# [What is being asked]
Images embedded in the records are excluded; print everything else exactly as given.

# [Extracted data]
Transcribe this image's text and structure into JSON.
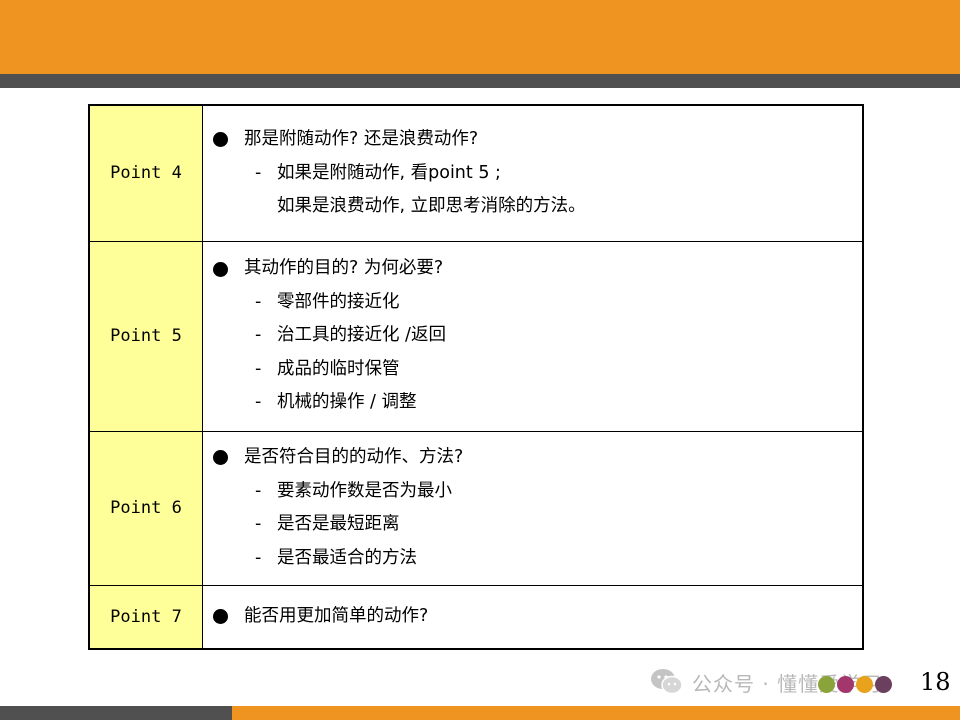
{
  "rows": [
    {
      "label": "Point 4",
      "bullet": "那是附随动作? 还是浪费动作?",
      "subs": [
        "如果是附随动作, 看point 5 ;"
      ],
      "continuation": "如果是浪费动作, 立即思考消除的方法。"
    },
    {
      "label": "Point 5",
      "bullet": "其动作的目的? 为何必要?",
      "subs": [
        "零部件的接近化",
        "治工具的接近化 /返回",
        "成品的临时保管",
        "机械的操作 / 调整"
      ]
    },
    {
      "label": "Point 6",
      "bullet": "是否符合目的的动作、方法?",
      "subs": [
        "要素动作数是否为最小",
        "是否是最短距离",
        "是否最适合的方法"
      ]
    },
    {
      "label": "Point 7",
      "bullet": "能否用更加简单的动作?",
      "subs": []
    }
  ],
  "dash": "-",
  "footer": {
    "watermark": "公众号 · 懂懂爱学习",
    "page_number": "18"
  },
  "colors": {
    "accent_orange": "#ef9420",
    "strip_gray": "#505050",
    "label_yellow": "#ffff99",
    "dot_colors": [
      "#8aa33a",
      "#a3376d",
      "#e8a21c",
      "#6b3f5e"
    ]
  }
}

# [Exercise output]
Transcribe this image's text and structure into JSON.
{
  "rows": [
    {
      "label": "Point 4",
      "bullet": "那是附随动作? 还是浪费动作?",
      "subs": [
        "如果是附随动作, 看point 5 ;"
      ],
      "continuation": "如果是浪费动作, 立即思考消除的方法。"
    },
    {
      "label": "Point 5",
      "bullet": "其动作的目的? 为何必要?",
      "subs": [
        "零部件的接近化",
        "治工具的接近化 /返回",
        "成品的临时保管",
        "机械的操作 / 调整"
      ]
    },
    {
      "label": "Point 6",
      "bullet": "是否符合目的的动作、方法?",
      "subs": [
        "要素动作数是否为最小",
        "是否是最短距离",
        "是否最适合的方法"
      ]
    },
    {
      "label": "Point 7",
      "bullet": "能否用更加简单的动作?",
      "subs": []
    }
  ],
  "dash": "-",
  "footer": {
    "watermark": "公众号 · 懂懂爱学习",
    "page_number": "18"
  },
  "colors": {
    "accent_orange": "#ef9420",
    "strip_gray": "#505050",
    "label_yellow": "#ffff99",
    "dot_colors": [
      "#8aa33a",
      "#a3376d",
      "#e8a21c",
      "#6b3f5e"
    ]
  }
}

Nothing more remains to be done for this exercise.